Decoding Office Rankings: Understanding Their Significance in Modern Work Culture

In today’s corporate landscape, the concept of office rankings plays a pivotal role in shaping the dynamics of workplace culture. Offices often implement hierarchical structures that establish a clear ranking system among employees. While some may view these rankings as a means of establishing order, others perceive them as barriers that stifle collaboration and innovation. Understanding the nuances and implications of office rankings is crucial in navigating the modern professional sphere.

Hierarchy in the workplace is an age-old practice that delineates authority, responsibilities, and job roles within an organization. At its core, office rankings provide a structured framework for employees to understand their positions, delineate reporting lines, and establish a chain of command. This structure can facilitate decision-making processes and create a sense of direction within the workforce.

However, the traditional pyramid-shaped hierarchy often associated with office rankings isn’t without its criticisms. Such rigid structures may impede communication across different levels, leading to siloed 부천 오피 departments and hindering the flow of ideas. Moreover, a strict hierarchy can foster a competitive environment where individuals focus more on climbing the ladder rather than fostering a collaborative and inclusive workspace.

The ranking system also has implications on employee morale and motivation. Employees positioned at lower ranks may feel undervalued or constrained in their growth opportunities, leading to disengagement and decreased productivity. On the flip side, those in higher-ranking positions might experience heightened stress levels and increased pressure to perform, which could potentially lead to burnout.

In recent years, organizations have begun reevaluating traditional ranking systems in favor of more flexible and flat structures. This shift aims to encourage a more egalitarian workplace, where employees feel empowered to contribute ideas regardless of their position in the hierarchy. Flat structures promote a culture of open communication, transparency, and collective decision-making, fostering a sense of ownership and inclusivity among team members.

Another emerging trend in office rankings is the emphasis on skill-based hierarchies rather than solely focusing on seniority or job titles. With the rise of remote work and gig-based employment, the emphasis is shifting towards recognizing and valuing specialized skills and expertise.
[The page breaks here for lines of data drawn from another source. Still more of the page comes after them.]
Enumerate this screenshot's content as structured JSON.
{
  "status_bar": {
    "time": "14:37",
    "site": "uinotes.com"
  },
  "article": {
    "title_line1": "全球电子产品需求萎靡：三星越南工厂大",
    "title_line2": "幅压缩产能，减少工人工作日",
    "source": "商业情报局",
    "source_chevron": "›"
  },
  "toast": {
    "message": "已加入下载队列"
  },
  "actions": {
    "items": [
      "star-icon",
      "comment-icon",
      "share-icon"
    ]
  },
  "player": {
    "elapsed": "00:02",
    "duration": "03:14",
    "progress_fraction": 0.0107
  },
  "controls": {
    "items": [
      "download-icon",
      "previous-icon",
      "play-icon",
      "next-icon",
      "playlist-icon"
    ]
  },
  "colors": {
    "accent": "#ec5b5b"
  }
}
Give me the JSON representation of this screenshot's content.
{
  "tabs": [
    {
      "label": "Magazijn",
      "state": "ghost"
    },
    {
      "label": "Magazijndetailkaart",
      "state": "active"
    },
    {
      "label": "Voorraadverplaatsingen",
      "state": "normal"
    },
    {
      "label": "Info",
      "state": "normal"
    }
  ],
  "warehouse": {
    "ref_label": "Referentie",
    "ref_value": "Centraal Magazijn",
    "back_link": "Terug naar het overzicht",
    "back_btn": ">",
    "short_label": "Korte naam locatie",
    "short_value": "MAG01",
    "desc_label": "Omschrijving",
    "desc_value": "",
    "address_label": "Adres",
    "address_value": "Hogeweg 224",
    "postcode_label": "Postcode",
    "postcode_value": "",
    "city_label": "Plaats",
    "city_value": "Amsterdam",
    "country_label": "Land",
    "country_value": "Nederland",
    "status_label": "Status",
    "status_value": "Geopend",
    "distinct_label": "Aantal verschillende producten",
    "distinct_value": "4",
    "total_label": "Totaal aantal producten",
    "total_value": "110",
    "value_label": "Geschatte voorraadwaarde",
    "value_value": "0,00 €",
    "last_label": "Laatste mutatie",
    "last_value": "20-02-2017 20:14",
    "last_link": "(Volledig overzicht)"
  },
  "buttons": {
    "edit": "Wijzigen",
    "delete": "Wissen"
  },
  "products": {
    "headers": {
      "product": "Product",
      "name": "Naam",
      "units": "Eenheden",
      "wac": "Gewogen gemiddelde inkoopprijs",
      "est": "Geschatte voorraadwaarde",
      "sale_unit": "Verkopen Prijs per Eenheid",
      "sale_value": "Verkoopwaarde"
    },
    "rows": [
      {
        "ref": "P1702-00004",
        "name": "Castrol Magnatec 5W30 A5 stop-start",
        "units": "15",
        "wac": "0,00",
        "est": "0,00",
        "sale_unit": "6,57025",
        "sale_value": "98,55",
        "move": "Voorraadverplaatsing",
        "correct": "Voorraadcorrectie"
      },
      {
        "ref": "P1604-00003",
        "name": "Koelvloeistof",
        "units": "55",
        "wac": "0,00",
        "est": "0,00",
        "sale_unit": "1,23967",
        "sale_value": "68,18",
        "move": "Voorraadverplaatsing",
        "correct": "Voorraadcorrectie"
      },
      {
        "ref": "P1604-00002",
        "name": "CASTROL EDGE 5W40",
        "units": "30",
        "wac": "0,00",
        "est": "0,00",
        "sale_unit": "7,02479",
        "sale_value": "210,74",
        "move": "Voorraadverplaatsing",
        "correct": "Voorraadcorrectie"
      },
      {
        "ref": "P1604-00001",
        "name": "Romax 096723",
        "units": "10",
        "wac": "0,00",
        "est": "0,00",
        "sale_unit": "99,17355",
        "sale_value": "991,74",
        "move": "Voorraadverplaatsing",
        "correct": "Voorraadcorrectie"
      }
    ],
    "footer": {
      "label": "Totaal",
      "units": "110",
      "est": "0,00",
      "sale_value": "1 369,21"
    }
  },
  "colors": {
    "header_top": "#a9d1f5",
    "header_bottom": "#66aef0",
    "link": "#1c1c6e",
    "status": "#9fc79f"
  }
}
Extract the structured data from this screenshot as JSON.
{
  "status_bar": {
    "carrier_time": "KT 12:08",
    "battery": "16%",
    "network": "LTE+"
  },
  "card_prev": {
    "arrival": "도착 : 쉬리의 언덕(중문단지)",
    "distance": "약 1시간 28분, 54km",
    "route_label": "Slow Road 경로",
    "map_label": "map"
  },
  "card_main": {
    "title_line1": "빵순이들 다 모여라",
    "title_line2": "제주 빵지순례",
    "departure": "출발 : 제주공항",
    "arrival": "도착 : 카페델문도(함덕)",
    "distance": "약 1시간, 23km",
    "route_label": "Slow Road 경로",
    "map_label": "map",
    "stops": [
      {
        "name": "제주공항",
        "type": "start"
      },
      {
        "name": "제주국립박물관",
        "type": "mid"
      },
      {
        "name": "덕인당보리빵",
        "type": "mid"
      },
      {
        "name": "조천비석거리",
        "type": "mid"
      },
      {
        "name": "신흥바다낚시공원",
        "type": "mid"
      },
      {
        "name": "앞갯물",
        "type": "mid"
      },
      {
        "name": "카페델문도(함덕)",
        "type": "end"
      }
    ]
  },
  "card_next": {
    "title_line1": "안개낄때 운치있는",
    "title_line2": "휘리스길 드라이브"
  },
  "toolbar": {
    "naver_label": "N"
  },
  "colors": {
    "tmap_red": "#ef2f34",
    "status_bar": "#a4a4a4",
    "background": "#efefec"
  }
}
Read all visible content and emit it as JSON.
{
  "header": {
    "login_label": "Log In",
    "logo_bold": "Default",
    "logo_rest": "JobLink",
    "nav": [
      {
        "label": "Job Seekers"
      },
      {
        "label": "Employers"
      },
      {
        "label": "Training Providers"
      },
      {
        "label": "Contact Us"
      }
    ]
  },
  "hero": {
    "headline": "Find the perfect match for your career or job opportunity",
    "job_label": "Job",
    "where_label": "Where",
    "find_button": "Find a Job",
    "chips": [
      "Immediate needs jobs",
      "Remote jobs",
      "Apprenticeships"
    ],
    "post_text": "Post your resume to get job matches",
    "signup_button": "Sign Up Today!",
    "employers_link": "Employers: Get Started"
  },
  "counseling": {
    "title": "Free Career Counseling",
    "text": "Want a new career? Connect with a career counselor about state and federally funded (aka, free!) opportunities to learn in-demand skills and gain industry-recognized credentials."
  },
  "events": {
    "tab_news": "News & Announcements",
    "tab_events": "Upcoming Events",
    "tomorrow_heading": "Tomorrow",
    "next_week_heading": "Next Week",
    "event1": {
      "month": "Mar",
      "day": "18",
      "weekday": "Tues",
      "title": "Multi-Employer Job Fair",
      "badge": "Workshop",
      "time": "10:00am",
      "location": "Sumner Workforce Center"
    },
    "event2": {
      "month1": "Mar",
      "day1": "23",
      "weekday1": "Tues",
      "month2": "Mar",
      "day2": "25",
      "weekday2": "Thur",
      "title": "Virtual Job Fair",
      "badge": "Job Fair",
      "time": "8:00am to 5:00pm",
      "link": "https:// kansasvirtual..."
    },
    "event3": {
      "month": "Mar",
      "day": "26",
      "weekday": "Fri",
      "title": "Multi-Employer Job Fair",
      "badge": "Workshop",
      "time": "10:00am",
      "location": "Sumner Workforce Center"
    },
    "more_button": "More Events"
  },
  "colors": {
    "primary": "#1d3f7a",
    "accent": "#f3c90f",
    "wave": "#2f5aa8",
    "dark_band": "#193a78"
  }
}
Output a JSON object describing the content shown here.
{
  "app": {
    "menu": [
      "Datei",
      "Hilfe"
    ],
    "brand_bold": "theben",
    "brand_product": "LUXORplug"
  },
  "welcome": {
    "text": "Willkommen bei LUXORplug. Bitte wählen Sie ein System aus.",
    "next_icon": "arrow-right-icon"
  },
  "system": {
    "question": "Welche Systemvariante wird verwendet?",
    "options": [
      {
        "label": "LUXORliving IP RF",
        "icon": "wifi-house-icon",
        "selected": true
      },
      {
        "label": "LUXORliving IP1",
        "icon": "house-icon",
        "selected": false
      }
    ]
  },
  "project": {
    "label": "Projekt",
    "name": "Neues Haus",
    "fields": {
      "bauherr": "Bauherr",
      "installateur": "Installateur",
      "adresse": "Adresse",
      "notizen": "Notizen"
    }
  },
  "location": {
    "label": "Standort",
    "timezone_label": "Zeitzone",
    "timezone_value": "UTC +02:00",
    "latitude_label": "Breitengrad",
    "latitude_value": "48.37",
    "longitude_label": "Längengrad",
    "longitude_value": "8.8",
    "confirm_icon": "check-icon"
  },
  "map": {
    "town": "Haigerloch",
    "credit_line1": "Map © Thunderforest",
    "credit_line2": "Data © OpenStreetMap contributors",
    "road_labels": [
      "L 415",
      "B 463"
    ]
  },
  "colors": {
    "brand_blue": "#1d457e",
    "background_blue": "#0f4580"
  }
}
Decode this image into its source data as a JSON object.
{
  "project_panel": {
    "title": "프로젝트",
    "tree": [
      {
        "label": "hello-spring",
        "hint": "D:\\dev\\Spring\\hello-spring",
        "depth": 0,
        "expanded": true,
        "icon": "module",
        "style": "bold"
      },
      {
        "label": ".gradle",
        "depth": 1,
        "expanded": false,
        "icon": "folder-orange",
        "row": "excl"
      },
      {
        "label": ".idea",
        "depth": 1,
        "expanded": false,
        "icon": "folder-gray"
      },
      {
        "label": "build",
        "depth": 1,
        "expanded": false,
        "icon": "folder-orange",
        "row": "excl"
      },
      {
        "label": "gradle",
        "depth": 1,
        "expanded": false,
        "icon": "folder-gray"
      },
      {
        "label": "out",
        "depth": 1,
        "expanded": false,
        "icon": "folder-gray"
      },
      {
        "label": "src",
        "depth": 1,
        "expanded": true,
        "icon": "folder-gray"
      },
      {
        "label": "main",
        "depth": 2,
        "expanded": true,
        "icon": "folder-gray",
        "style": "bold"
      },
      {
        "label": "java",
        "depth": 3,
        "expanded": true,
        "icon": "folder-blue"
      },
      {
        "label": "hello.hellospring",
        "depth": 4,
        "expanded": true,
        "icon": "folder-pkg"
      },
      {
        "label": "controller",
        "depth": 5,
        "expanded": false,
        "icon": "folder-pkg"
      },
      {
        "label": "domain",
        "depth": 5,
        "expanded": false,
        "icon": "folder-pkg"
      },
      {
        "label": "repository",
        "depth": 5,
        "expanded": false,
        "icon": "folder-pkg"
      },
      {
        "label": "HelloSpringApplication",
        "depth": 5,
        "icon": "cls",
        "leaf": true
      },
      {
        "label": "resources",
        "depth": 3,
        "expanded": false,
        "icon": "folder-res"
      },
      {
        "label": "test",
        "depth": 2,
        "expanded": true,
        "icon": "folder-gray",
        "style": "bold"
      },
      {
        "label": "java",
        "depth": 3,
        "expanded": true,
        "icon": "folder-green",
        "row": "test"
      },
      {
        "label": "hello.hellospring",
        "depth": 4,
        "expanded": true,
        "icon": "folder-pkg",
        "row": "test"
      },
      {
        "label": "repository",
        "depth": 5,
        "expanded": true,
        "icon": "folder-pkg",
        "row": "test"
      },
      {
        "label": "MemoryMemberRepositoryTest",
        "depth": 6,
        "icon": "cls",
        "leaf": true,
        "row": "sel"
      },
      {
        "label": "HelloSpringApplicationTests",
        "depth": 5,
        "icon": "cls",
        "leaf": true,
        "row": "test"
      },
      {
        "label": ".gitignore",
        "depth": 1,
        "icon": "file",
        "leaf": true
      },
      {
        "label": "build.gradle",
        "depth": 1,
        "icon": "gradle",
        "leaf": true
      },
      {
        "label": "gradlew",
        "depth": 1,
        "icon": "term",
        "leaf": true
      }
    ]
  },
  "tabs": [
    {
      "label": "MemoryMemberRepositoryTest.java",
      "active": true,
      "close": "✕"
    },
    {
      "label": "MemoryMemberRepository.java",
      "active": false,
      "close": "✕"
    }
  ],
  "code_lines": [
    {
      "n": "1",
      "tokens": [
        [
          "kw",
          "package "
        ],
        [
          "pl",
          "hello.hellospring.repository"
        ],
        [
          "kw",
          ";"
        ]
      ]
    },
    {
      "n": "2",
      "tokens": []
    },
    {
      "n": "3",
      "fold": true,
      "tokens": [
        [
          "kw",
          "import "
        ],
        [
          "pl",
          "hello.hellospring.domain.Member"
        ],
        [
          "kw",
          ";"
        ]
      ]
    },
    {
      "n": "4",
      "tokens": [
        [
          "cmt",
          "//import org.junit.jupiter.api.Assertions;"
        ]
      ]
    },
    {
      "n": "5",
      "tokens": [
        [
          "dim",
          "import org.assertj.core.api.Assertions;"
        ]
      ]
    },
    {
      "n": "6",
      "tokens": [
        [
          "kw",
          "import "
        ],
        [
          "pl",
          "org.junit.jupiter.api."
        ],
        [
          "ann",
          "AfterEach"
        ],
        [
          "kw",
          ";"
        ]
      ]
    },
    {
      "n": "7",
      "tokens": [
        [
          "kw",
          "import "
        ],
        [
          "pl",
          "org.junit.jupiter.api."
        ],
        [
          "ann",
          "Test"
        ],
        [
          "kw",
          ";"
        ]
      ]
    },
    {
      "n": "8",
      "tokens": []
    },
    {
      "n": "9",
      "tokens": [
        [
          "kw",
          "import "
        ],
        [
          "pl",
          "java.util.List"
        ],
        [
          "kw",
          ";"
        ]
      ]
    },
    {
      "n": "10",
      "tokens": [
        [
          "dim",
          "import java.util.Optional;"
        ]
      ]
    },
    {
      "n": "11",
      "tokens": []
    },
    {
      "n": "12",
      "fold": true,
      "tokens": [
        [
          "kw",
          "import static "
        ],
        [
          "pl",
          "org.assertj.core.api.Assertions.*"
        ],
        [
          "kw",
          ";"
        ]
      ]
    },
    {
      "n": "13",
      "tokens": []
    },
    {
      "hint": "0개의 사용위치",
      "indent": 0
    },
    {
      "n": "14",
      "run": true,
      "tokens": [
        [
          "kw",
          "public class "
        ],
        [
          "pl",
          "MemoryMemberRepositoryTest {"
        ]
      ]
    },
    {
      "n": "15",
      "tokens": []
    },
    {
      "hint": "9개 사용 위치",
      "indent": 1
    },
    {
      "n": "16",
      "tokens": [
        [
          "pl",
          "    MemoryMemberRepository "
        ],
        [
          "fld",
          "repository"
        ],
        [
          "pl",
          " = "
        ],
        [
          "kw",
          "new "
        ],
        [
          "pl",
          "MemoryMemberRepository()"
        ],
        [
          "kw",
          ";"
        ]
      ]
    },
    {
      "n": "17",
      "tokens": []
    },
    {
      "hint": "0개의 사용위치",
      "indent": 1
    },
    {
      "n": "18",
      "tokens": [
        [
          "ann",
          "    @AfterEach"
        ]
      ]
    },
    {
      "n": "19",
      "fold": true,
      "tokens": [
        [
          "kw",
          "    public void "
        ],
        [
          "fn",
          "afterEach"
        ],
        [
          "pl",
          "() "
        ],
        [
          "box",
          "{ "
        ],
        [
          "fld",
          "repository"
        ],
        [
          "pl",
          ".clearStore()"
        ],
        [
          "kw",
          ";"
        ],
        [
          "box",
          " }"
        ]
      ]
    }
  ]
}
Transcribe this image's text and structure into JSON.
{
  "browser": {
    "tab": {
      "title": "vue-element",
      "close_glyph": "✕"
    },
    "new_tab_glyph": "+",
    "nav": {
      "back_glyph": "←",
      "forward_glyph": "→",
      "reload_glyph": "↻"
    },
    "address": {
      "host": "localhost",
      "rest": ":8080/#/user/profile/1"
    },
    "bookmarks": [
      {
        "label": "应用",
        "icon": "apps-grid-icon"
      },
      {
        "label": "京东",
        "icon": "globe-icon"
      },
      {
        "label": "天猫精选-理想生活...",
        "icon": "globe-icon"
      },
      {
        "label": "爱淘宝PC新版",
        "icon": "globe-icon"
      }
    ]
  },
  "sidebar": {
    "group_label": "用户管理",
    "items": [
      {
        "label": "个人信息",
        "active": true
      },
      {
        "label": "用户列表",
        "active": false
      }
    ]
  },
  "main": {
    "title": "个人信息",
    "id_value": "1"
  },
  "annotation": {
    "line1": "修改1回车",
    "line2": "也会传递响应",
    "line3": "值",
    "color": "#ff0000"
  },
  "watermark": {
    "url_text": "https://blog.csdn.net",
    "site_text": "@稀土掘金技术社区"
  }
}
This approach allows for a more fluid and adaptable organizational structure, where individuals are recognized and respected for their unique contributions and competencies.

Furthermore, an effective ranking system should prioritize mentorship, career development, and continuous feedback mechanisms. By providing opportunities for skill enhancement and growth, organizations can foster a culture of learning and development, ensuring that employees feel motivated and valued irrespective of their position in the hierarchy.

In conclusion, office rankings undoubtedly hold significance in shaping workplace dynamics, but their impact largely depends on how organizations adapt and leverage them. Balancing structured hierarchies with flexible, skill-based approaches while prioritizing inclusivity and growth opportunities can help create a conducive work environment where employees thrive and contribute their best. Ultimately, the goal should be to foster a culture that values collaboration, innovation, and individual contributions, irrespective of hierarchical positions.